I finally learned that this is really just a way of being a good host. Chinese people want you to feel comfortable and full, and will encourage you to keep eating until your stomach literally bursts. It doesn't help that your friends will probably order five dishes for just the two of you to share. Seriously, I'm not kidding.
10. Màn zǒu
- Literal meaning: Walk slowly
- Intended meaning: Take care!
The first time I heard "màn zǒu", I was getting my master's abroad in China. My Chinese classmates and I were at an academic conference in Chongqing, and our driver who picked us up from the airport kept repeating "màn zǒu", "màn zǒu" as we walked to his car. I figured he was telling us to be careful and walk slowly since it was raining.

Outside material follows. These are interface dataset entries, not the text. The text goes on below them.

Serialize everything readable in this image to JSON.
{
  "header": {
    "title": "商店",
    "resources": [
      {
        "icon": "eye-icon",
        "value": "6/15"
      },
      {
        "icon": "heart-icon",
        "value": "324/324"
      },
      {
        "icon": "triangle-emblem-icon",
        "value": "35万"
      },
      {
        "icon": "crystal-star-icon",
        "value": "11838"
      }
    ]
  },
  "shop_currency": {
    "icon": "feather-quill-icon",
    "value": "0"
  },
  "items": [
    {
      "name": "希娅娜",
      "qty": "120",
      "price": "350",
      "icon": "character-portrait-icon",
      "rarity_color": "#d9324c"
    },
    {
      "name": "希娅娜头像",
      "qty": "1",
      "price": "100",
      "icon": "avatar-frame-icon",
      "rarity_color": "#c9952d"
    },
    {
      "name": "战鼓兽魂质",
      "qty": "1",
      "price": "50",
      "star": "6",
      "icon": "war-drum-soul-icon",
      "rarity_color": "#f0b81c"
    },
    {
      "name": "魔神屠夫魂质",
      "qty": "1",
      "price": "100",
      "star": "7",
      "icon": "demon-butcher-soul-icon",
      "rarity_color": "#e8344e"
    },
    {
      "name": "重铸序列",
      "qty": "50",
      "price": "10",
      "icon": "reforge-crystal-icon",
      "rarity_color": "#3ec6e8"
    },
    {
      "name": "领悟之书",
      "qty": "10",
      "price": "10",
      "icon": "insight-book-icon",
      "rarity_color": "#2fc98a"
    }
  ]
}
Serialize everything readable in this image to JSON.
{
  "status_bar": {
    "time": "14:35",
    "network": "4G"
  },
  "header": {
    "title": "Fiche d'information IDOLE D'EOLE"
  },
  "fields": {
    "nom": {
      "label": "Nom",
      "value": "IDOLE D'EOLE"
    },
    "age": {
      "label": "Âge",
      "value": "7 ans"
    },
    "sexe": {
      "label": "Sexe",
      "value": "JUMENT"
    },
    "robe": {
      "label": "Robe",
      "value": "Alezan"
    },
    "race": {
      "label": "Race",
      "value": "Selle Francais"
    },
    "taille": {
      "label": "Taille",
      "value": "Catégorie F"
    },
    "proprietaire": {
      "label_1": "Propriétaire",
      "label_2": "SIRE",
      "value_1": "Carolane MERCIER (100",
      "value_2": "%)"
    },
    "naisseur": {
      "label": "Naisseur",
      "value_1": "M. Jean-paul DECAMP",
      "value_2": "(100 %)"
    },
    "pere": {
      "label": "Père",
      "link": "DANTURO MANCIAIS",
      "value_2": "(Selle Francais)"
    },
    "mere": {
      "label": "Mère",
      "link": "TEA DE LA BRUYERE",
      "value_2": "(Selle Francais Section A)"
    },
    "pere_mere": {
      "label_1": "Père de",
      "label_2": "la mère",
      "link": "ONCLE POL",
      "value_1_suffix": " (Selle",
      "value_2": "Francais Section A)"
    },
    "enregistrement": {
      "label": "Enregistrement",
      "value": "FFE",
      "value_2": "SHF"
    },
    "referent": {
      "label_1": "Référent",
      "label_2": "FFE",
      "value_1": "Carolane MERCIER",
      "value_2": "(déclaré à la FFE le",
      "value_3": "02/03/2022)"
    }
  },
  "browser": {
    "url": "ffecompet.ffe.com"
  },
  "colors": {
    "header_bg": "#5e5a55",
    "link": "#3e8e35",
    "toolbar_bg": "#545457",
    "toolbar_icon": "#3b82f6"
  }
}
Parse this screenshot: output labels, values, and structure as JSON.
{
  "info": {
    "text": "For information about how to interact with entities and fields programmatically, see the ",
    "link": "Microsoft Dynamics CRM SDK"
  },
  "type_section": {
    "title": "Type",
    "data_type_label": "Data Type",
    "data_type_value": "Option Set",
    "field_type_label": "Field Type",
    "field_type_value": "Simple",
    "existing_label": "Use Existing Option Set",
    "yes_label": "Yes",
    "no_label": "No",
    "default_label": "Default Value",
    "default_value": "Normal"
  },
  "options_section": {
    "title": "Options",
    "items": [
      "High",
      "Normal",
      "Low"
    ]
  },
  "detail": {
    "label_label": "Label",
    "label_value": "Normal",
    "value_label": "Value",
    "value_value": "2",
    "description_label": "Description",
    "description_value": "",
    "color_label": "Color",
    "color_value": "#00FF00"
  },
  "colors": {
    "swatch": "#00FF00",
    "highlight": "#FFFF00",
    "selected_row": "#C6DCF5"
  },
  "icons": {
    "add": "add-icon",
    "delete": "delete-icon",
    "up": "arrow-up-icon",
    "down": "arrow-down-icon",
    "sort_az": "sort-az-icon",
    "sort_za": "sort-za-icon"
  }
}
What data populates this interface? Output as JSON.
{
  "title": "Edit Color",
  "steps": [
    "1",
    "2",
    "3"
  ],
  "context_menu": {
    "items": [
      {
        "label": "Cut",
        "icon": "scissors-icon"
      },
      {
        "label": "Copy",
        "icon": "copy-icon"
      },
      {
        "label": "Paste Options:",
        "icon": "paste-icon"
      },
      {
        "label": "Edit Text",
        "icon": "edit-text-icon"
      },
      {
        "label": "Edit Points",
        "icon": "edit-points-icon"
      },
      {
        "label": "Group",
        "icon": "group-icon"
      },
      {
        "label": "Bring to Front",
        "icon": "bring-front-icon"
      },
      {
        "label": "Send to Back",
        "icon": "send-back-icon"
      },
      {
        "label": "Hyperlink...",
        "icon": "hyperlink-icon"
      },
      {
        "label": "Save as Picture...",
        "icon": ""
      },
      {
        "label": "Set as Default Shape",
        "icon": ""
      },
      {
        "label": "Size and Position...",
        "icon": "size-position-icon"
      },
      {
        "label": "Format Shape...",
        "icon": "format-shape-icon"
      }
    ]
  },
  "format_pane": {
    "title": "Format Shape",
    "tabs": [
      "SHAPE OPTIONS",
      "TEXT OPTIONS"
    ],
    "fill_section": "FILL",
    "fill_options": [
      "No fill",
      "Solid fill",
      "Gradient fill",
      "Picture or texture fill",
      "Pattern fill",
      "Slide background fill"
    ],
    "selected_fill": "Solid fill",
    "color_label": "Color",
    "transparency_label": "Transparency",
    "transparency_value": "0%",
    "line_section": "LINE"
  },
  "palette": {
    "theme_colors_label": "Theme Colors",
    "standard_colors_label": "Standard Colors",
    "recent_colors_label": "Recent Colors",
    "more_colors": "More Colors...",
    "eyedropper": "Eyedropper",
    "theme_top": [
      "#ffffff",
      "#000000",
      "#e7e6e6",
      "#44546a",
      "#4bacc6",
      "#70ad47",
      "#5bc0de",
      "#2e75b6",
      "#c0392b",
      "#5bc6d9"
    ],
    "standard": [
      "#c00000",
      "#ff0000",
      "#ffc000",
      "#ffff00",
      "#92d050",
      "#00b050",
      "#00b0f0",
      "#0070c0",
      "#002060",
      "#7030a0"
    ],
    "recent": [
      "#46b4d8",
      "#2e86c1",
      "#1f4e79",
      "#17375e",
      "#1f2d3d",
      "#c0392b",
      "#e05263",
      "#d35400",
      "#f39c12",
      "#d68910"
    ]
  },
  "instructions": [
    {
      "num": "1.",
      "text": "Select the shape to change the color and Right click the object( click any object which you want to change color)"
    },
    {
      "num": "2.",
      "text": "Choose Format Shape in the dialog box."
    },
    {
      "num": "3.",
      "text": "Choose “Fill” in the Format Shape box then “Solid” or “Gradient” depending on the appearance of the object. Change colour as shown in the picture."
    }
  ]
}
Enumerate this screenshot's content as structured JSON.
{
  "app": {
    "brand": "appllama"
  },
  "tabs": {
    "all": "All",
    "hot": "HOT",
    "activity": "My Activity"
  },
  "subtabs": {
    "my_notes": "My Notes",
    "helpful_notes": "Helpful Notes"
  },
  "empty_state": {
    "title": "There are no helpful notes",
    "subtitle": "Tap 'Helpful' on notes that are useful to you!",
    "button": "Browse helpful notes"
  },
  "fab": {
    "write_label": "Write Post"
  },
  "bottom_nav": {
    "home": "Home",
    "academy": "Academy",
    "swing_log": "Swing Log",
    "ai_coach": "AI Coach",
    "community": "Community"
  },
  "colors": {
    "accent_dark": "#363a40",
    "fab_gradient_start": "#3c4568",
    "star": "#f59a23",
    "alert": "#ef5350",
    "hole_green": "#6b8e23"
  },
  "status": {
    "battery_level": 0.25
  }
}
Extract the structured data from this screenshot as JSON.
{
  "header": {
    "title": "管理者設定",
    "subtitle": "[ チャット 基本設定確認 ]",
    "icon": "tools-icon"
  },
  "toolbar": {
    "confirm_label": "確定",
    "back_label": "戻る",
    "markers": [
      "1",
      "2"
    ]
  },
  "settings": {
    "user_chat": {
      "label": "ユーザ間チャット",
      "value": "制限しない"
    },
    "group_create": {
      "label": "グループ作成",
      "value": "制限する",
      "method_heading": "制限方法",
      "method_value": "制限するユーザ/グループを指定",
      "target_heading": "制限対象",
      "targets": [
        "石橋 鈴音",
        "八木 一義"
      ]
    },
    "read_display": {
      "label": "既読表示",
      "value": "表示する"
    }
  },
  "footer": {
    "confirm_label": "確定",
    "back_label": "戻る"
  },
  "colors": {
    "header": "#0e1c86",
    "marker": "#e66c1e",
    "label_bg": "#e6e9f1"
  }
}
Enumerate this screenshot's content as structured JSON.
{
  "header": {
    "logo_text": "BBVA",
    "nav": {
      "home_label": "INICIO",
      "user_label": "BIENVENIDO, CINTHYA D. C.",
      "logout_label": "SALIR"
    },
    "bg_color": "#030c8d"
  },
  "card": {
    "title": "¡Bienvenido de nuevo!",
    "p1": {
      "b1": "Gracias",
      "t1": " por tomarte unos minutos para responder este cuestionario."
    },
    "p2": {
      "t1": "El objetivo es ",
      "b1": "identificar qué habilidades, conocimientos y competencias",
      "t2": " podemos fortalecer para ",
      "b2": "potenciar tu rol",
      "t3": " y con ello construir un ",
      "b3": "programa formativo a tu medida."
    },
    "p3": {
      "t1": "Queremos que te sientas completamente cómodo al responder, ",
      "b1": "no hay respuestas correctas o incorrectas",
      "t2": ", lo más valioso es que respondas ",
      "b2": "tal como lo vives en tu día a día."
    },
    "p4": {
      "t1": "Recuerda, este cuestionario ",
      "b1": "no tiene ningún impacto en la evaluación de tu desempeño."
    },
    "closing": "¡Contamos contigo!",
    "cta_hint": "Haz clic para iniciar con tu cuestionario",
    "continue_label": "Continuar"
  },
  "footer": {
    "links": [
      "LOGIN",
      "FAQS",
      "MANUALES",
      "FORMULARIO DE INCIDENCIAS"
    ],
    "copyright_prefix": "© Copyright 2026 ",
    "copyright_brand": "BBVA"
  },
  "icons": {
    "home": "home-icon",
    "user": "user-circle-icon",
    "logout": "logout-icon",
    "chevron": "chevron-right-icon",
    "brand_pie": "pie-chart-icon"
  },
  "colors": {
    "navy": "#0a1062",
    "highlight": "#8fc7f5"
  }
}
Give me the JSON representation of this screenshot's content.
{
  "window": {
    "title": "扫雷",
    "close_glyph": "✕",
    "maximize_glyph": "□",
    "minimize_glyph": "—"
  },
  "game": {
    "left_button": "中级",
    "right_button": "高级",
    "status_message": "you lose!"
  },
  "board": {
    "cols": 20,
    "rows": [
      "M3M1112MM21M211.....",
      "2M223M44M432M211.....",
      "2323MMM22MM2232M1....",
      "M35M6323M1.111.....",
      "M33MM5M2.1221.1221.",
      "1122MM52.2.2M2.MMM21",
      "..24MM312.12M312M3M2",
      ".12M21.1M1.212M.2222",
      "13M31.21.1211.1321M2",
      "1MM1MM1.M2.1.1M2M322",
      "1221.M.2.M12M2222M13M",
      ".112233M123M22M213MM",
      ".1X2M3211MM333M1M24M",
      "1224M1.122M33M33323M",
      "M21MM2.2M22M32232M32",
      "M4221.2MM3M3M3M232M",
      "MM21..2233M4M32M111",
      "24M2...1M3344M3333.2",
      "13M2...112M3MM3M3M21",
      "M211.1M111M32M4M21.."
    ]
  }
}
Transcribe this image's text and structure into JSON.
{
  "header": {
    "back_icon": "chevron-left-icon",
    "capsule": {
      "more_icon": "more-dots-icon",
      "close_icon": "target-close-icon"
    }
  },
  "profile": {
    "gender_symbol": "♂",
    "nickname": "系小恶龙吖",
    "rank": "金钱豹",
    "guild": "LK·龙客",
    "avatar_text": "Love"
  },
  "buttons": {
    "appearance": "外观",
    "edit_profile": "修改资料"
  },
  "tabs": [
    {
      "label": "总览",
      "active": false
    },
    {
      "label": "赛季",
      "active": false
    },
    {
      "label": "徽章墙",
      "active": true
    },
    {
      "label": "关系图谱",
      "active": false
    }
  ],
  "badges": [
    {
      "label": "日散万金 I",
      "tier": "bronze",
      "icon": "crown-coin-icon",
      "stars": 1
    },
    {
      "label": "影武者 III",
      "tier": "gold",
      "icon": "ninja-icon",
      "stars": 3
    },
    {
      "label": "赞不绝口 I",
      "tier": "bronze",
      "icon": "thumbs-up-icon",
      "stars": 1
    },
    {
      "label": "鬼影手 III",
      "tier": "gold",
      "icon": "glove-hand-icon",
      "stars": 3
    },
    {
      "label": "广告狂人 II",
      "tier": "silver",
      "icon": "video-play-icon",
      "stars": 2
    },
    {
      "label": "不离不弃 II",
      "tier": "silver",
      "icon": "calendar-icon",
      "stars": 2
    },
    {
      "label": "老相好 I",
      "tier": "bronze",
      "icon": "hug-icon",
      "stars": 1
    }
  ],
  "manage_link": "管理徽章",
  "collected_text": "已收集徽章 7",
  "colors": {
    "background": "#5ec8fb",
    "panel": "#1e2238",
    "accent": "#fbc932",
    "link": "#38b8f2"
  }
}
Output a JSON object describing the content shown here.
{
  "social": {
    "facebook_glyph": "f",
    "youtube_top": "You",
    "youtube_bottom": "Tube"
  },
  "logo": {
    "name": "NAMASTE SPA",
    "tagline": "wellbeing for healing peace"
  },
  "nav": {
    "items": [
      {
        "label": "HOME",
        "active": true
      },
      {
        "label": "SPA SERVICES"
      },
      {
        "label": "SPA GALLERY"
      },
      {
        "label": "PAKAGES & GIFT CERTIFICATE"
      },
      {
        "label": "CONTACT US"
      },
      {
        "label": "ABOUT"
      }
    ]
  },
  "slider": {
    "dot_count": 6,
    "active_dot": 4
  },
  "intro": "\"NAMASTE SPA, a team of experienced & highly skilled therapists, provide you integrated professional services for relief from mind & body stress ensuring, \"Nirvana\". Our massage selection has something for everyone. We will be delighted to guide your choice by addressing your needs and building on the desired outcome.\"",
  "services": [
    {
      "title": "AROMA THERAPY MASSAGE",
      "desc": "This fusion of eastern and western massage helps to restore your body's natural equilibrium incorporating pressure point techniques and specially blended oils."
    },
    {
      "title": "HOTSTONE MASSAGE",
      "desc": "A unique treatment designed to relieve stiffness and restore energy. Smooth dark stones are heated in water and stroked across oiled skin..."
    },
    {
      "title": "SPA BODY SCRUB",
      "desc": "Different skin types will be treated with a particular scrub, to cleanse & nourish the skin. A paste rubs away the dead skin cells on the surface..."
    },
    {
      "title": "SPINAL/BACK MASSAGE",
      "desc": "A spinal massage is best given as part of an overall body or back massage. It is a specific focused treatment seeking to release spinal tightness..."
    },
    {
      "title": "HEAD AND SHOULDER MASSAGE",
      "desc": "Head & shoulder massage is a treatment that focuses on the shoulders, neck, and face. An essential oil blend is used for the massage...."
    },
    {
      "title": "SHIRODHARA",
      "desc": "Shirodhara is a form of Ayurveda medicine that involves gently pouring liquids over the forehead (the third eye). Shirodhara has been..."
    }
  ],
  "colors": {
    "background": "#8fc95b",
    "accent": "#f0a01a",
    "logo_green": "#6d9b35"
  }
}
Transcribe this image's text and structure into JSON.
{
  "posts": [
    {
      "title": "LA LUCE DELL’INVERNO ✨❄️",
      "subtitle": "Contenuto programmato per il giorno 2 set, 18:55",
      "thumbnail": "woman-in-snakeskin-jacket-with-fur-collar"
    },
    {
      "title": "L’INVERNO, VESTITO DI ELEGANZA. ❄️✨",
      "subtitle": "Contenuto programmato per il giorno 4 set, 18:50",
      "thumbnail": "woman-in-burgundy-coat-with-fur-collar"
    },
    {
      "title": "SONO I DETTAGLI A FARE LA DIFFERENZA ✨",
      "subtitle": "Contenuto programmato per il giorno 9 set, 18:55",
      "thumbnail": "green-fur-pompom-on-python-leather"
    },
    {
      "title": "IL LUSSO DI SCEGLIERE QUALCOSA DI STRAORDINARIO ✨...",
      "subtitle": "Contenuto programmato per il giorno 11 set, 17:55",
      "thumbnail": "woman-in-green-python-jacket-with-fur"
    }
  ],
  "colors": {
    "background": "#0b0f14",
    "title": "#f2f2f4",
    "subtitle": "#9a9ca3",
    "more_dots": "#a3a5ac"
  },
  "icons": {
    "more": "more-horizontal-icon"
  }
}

However, as time passed I started to hear it everywhere! As I was leaving a shop or a restaurant, getting out of a taxi, leaving a friend's apartment, I'd constantly hear "màn zǒu!" Finally, I realized, "màn zǒu" is just another way of saying "take care!"
Once I discovered this little Chinese language secret, I couldn't get over how polite everyone in China seemed to be. I felt like they were really looking out for me, telling me to take care and have a nice day. When you study abroad in China, you can use the phrase yourself too. Say it to your teacher as she leaves the classroom, or your roommate as he heads out for the day. Trust me, people will take notice!
Bonus: Bye Bye!
Surprise! Here's one more phrase you should know before studying abroad in China!
In your Chinese class I'm sure you've learned that "zàijiàn" (再见) is the Chinese word for "goodbye". However, it wasn't until I studied abroad that I learned "zàijiàn" is rarely used in China. Chinese people use "bye bye" instead!
At first I thought people were only saying it to me as a foreigner in the same way that everyone knows "hello", but after a few weeks, I realized that Chinese people say it to each other too. Rarely do I ever use "zàijiàn" now. Bye bye works just as well and is much less formal.
Are You Ready to Study Abroad?
There you have it, ten essential Chinese phrases (and one bonus phrase) to get you through your time abroad!
Trust me, I know that studying abroad in China can be intimidating. While I'd had a year and a half of Chinese before I studied abroad, I could barely speak outside of the classroom. It wasn't until I made Chinese friends and put forth the effort outside of class that I really started to see results. Put yourself out there, practice your conversational Chinese and you'll be fluent (ad) in no time!
What's next? Find a language course in China.